“But he said “MERS did not have authority, as ‘nominee’ or agent, to assign the mortgage absent a showing that it was given specific written directions by its principal. This court finds that MERS’s theory that it can act as a ‘common agent’ for undisclosed principals is not support(ed) by the law.”
“He said that in future cases involving MERS, parties seeking in bankruptcy proceedings to avoid the ban on legal claims must show they own both the note and the mortgage.”

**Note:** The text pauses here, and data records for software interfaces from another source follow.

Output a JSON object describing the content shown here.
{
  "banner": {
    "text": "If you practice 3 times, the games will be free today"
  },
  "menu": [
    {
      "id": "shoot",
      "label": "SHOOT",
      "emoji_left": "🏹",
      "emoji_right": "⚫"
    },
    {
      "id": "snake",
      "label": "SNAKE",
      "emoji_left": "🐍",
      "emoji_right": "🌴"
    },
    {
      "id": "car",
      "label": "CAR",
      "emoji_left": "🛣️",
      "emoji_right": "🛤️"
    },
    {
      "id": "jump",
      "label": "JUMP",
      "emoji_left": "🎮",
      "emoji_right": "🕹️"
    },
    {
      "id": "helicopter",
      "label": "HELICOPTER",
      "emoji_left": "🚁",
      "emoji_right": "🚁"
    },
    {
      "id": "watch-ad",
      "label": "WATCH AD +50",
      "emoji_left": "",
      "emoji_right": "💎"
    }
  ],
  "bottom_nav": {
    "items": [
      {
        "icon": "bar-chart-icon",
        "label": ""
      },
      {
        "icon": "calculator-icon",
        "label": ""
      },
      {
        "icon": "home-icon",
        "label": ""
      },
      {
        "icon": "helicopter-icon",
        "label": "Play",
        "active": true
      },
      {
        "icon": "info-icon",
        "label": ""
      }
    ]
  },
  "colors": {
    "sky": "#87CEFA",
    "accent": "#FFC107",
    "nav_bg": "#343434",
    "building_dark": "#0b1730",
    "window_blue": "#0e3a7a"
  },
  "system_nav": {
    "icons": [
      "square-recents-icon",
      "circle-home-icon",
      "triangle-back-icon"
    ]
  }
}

Whether or not one party can act as agent for another party, and to what extent that party can act is spelled out in the contracts between the parties and is usually found binding UNLESS THE LAW SAYS IN SOME SPECIFIC CIRCUMSTANCE IT IS NOT and is usually NOT prohibited just because one party gives another party wide latitude to act as their agent without incident by incident instructions.
I think the judge might be acting, wrongly, on how poorly MERS has done things, as opposed to the true legality of whether or not it had authority for its actions according to its contracts with banks and mortgage lenders.
Karl Denninger explains it much better than I can:
In many states, there is NO position of “nominee” for real estate titles.
Let me explain a minute where the term “nominee” comes from. It does NOT come from the world of real estate.
When you hold stock in an account at your broker, your stock is held “in street name” with your broker as the “nominee” for you, and your broker has an internal record of how many shares of X (US Steel as an example) you own, Mr. Smith owns, etc. They’re all held “in street name” by your broker as nominee for you.
MERS tried to apply the same kind of idea that made selling stocks and bonds easy-peasy-lemon-squeezy on the street. Well, trouble is, there is no such thing as “nominee” in many states’ real estate title law. There is no such noun, no such position, no such thing.
So MERS calling themselves nominee on a mortgage or note is like calling themselves “Martian with a pink tutu.” It is an amusing non-sequitur in the real estate transfer.
Now, calling themselves an “agent” might work in some states. Calling themselves an “attorney in fact” might work in others. But in this state (eg, Wyoming), where is no such thing as “nominee” in real estate law. Go ahead, read the statutes and case law. No such term exists.